  3. Keep a healthy sense of danger. If you lose a lot of time grabbing a pawn and open lines in front of your king while your pieces are undeveloped, the chances are the pawn grab is unsafe, and you'd be better off continuing development and castling your king. 
  4. To avoid really silly blunders, use 'Blumenfeld's Rule' and double-check the really basic stuff like whether you are getting mated or if one of your pieces is unsafe. 
  5. Another good technique is to check for forcing moves (moves which threaten to win material or checkmate) in your half of the board.
  6. When you reach the end of a line in your calculations from a fairly critical or sharp position, check one move further to make sure you haven't missed anything important. 
  7. We can improve our concentration by not thinking about the opponent's rating, the result of the game and other extraneous data not related to finding the best move on the board.
What you learn from one opening can often be used in other openings!

Chess players often think about they can improve their understanding of the openings, and this only becomes more frequent as you rise through the ranks. What a lot of players overlook is that you can learn a lot about the middlegames arising from your opening by taking the most common pawn structures from that opening, and seeing examples from other openings where one of those structures also arises.

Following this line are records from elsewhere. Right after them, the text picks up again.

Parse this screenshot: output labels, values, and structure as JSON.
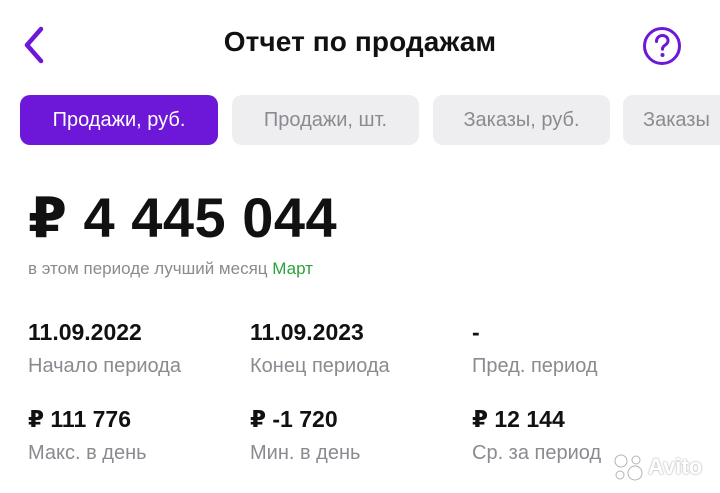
{
  "header": {
    "title": "Отчет по продажам",
    "back_icon": "chevron-left-icon",
    "help_icon": "question-circle-icon",
    "accent_color": "#6d17d8"
  },
  "tabs": [
    {
      "label": "Продажи, руб.",
      "active": true
    },
    {
      "label": "Продажи, шт.",
      "active": false
    },
    {
      "label": "Заказы, руб.",
      "active": false
    },
    {
      "label": "Заказы",
      "active": false
    }
  ],
  "summary": {
    "total": "₽ 4 445 044",
    "period_text": "в этом периоде лучший месяц",
    "best_month": "Март",
    "best_month_color": "#2aa33a"
  },
  "stats": [
    {
      "value": "11.09.2022",
      "label": "Начало периода"
    },
    {
      "value": "11.09.2023",
      "label": "Конец периода"
    },
    {
      "value": "-",
      "label": "Пред. период"
    },
    {
      "value": "₽ 111 776",
      "label": "Макс. в день"
    },
    {
      "value": "₽ -1 720",
      "label": "Мин. в день"
    },
    {
      "value": "₽ 12 144",
      "label": "Ср. за период"
    }
  ],
  "watermark": {
    "text": "Avito"
  }
}
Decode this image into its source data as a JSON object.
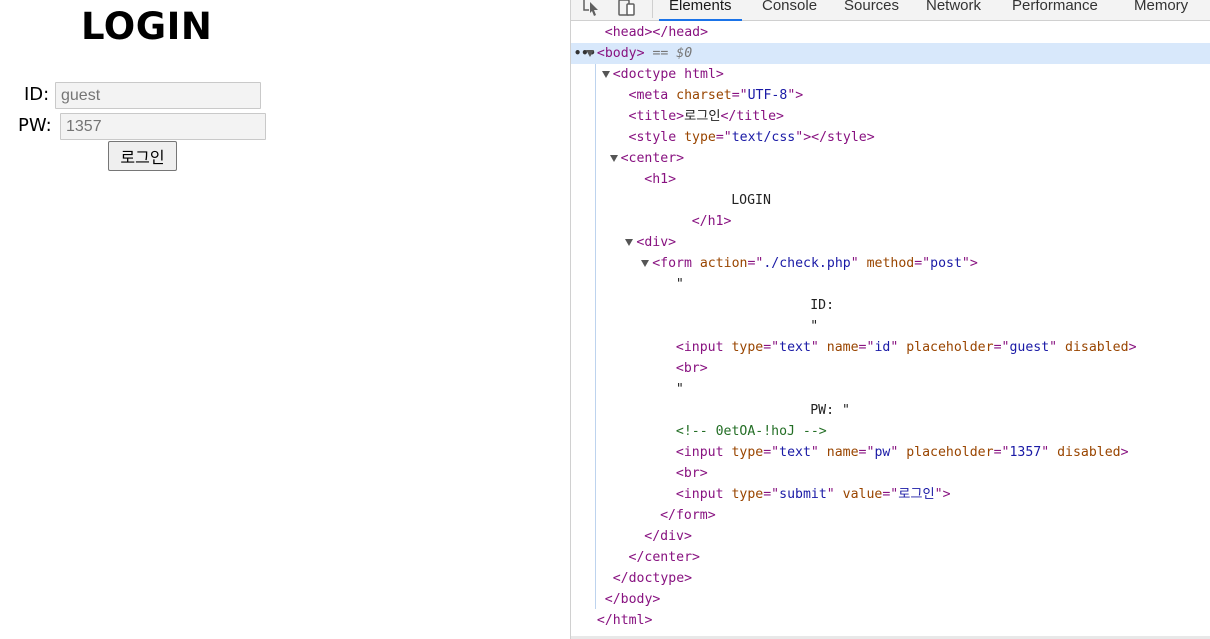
{
  "page": {
    "heading": "LOGIN",
    "id_label": "ID:",
    "id_placeholder": "guest",
    "pw_label": "PW:",
    "pw_placeholder": "1357",
    "submit_label": "로그인"
  },
  "devtools": {
    "tabs": [
      {
        "label": "Elements",
        "active": true
      },
      {
        "label": "Console",
        "active": false
      },
      {
        "label": "Sources",
        "active": false
      },
      {
        "label": "Network",
        "active": false
      },
      {
        "label": "Performance",
        "active": false
      },
      {
        "label": "Memory",
        "active": false
      }
    ],
    "toolbar_icons": [
      "inspect-element-icon",
      "device-toolbar-icon"
    ],
    "selected_marker": "== $0",
    "lines": [
      {
        "indent": 2,
        "tri": false,
        "html": "<span class=\"tag\">&lt;head&gt;&lt;/head&gt;</span>"
      },
      {
        "indent": 1,
        "tri": true,
        "selected": true,
        "dots": true,
        "html": "<span class=\"tag\">&lt;body&gt;</span> <span class=\"dim\">== $0</span>"
      },
      {
        "indent": 3,
        "tri": true,
        "html": "<span class=\"tag\">&lt;doctype html&gt;</span>"
      },
      {
        "indent": 5,
        "tri": false,
        "html": "<span class=\"tag\">&lt;meta </span><span class=\"attr-name\">charset</span><span class=\"tag\">=\"</span><span class=\"attr-val\">UTF-8</span><span class=\"tag\">\"&gt;</span>"
      },
      {
        "indent": 5,
        "tri": false,
        "html": "<span class=\"tag\">&lt;title&gt;</span><span class=\"txt\">로그인</span><span class=\"tag\">&lt;/title&gt;</span>"
      },
      {
        "indent": 5,
        "tri": false,
        "html": "<span class=\"tag\">&lt;style </span><span class=\"attr-name\">type</span><span class=\"tag\">=\"</span><span class=\"attr-val\">text/css</span><span class=\"tag\">\"&gt;&lt;/style&gt;</span>"
      },
      {
        "indent": 4,
        "tri": true,
        "html": "<span class=\"tag\">&lt;center&gt;</span>"
      },
      {
        "indent": 7,
        "tri": false,
        "html": "<span class=\"tag\">&lt;h1&gt;</span>"
      },
      {
        "indent": 18,
        "tri": false,
        "html": "<span class=\"txt\">LOGIN</span>"
      },
      {
        "indent": 13,
        "tri": false,
        "html": "<span class=\"tag\">&lt;/h1&gt;</span>"
      },
      {
        "indent": 6,
        "tri": true,
        "html": "<span class=\"tag\">&lt;div&gt;</span>"
      },
      {
        "indent": 8,
        "tri": true,
        "html": "<span class=\"tag\">&lt;form </span><span class=\"attr-name\">action</span><span class=\"tag\">=\"</span><span class=\"attr-val\">./check.php</span><span class=\"tag\">\" </span><span class=\"attr-name\">method</span><span class=\"tag\">=\"</span><span class=\"attr-val\">post</span><span class=\"tag\">\"&gt;</span>"
      },
      {
        "indent": 11,
        "tri": false,
        "html": "<span class=\"txt\">\"</span>"
      },
      {
        "indent": 28,
        "tri": false,
        "html": "<span class=\"txt\">ID:</span>"
      },
      {
        "indent": 28,
        "tri": false,
        "html": "<span class=\"txt\">\"</span>"
      },
      {
        "indent": 11,
        "tri": false,
        "html": "<span class=\"tag\">&lt;input </span><span class=\"attr-name\">type</span><span class=\"tag\">=\"</span><span class=\"attr-val\">text</span><span class=\"tag\">\" </span><span class=\"attr-name\">name</span><span class=\"tag\">=\"</span><span class=\"attr-val\">id</span><span class=\"tag\">\" </span><span class=\"attr-name\">placeholder</span><span class=\"tag\">=\"</span><span class=\"attr-val\">guest</span><span class=\"tag\">\" </span><span class=\"attr-name\">disabled</span><span class=\"tag\">&gt;</span>"
      },
      {
        "indent": 11,
        "tri": false,
        "html": "<span class=\"tag\">&lt;br&gt;</span>"
      },
      {
        "indent": 11,
        "tri": false,
        "html": "<span class=\"txt\">\"</span>"
      },
      {
        "indent": 28,
        "tri": false,
        "html": "<span class=\"txt\">PW: \"</span>"
      },
      {
        "indent": 11,
        "tri": false,
        "html": "<span class=\"comment\">&lt;!-- 0etOA-!hoJ --&gt;</span>"
      },
      {
        "indent": 11,
        "tri": false,
        "html": "<span class=\"tag\">&lt;input </span><span class=\"attr-name\">type</span><span class=\"tag\">=\"</span><span class=\"attr-val\">text</span><span class=\"tag\">\" </span><span class=\"attr-name\">name</span><span class=\"tag\">=\"</span><span class=\"attr-val\">pw</span><span class=\"tag\">\" </span><span class=\"attr-name\">placeholder</span><span class=\"tag\">=\"</span><span class=\"attr-val\">1357</span><span class=\"tag\">\" </span><span class=\"attr-name\">disabled</span><span class=\"tag\">&gt;</span>"
      },
      {
        "indent": 11,
        "tri": false,
        "html": "<span class=\"tag\">&lt;br&gt;</span>"
      },
      {
        "indent": 11,
        "tri": false,
        "html": "<span class=\"tag\">&lt;input </span><span class=\"attr-name\">type</span><span class=\"tag\">=\"</span><span class=\"attr-val\">submit</span><span class=\"tag\">\" </span><span class=\"attr-name\">value</span><span class=\"tag\">=\"</span><span class=\"attr-val\">로그인</span><span class=\"tag\">\"&gt;</span>"
      },
      {
        "indent": 9,
        "tri": false,
        "html": "<span class=\"tag\">&lt;/form&gt;</span>"
      },
      {
        "indent": 7,
        "tri": false,
        "html": "<span class=\"tag\">&lt;/div&gt;</span>"
      },
      {
        "indent": 5,
        "tri": false,
        "html": "<span class=\"tag\">&lt;/center&gt;</span>"
      },
      {
        "indent": 3,
        "tri": false,
        "html": "<span class=\"tag\">&lt;/doctype&gt;</span>"
      },
      {
        "indent": 2,
        "tri": false,
        "html": "<span class=\"tag\">&lt;/body&gt;</span>"
      },
      {
        "indent": 1,
        "tri": false,
        "html": "<span class=\"tag\">&lt;/html&gt;</span>"
      }
    ]
  }
}
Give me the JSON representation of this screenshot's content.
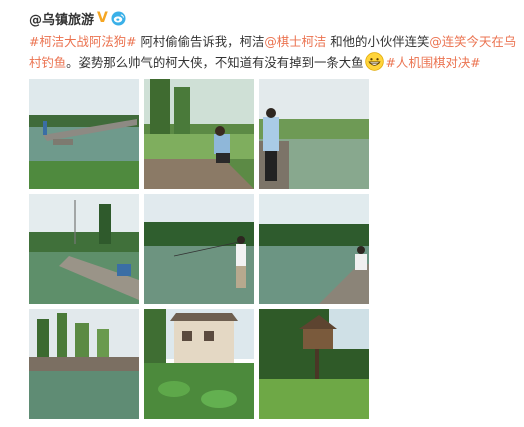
{
  "post": {
    "author": "@乌镇旅游",
    "verified_mark": "V",
    "text": {
      "topic1": "#柯洁大战阿法狗#",
      "seg1": " 阿村偷偷告诉我，柯洁",
      "mention1": "@棋士柯洁",
      "seg2": " 和他的小伙伴连笑",
      "mention2": "@连笑今天在乌村钓鱼",
      "seg3": "。姿势那么帅气的柯大侠，不知道有没有掉到一条大鱼",
      "topic2": "#人机围棋对决#"
    },
    "emoji_icon": "grin-emoji-icon",
    "colors": {
      "link": "#eb7350",
      "verified": "#f5a623",
      "weibo_blue": "#3ab0e8"
    }
  },
  "photos": [
    {
      "name": "photo-1",
      "scene": "fishing-pier-lake"
    },
    {
      "name": "photo-2",
      "scene": "man-fishing-seated"
    },
    {
      "name": "photo-3",
      "scene": "man-standing-fishing"
    },
    {
      "name": "photo-4",
      "scene": "lake-with-pylon"
    },
    {
      "name": "photo-5",
      "scene": "man-casting-rod"
    },
    {
      "name": "photo-6",
      "scene": "man-seated-on-dock"
    },
    {
      "name": "photo-7",
      "scene": "canal-with-trees"
    },
    {
      "name": "photo-8",
      "scene": "village-house-lotus"
    },
    {
      "name": "photo-9",
      "scene": "treehouse-lawn"
    }
  ]
}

For instance, I recently wrote a post about the Meran Semi-Slav on my other blog (for SAC) where I talked about how the following structure is in White's favour:

The same pawn structure can arise in the Catalan, only where White has played g2-g3 (and sometimes b2-b3) and Black has often played ...b6 at some point to get his light-squared bishop out! However, the ideas are often the same. 
With this knowledge, we now know how to play these positions as White when Black plays ...c5, and also when he doesn't break with ...c5. I've seen a lot of club players walk into these positions as Black against the Catalan due to a lack of theoretical knowledge, and you can score a lot of points by being aware of the standard methods to obtain and convert your advantage. 

Of course, strong players will see what's coming and have something prepared for when you break with e4, such as the ...c6-c5 counterthrust! Let's check it out in our next game. 
Obviously the Catalan is way too complex to master from studying just two games, but you should have a much better idea of how to handle the typical pawn structure - and you can carry this knowledge with you to several openings, not just the Catalan! The next time you want to improve your openings, broaden your horizons and use good ideas from other openings to strengthen your understanding of the middlegames that crop up from your repertoire!

If you enjoyed and learned from my article, please share it and consider having some chess coaching to receive my insights into every phase of the game - and most importantly, how to become a stronger player as rapidly as possible!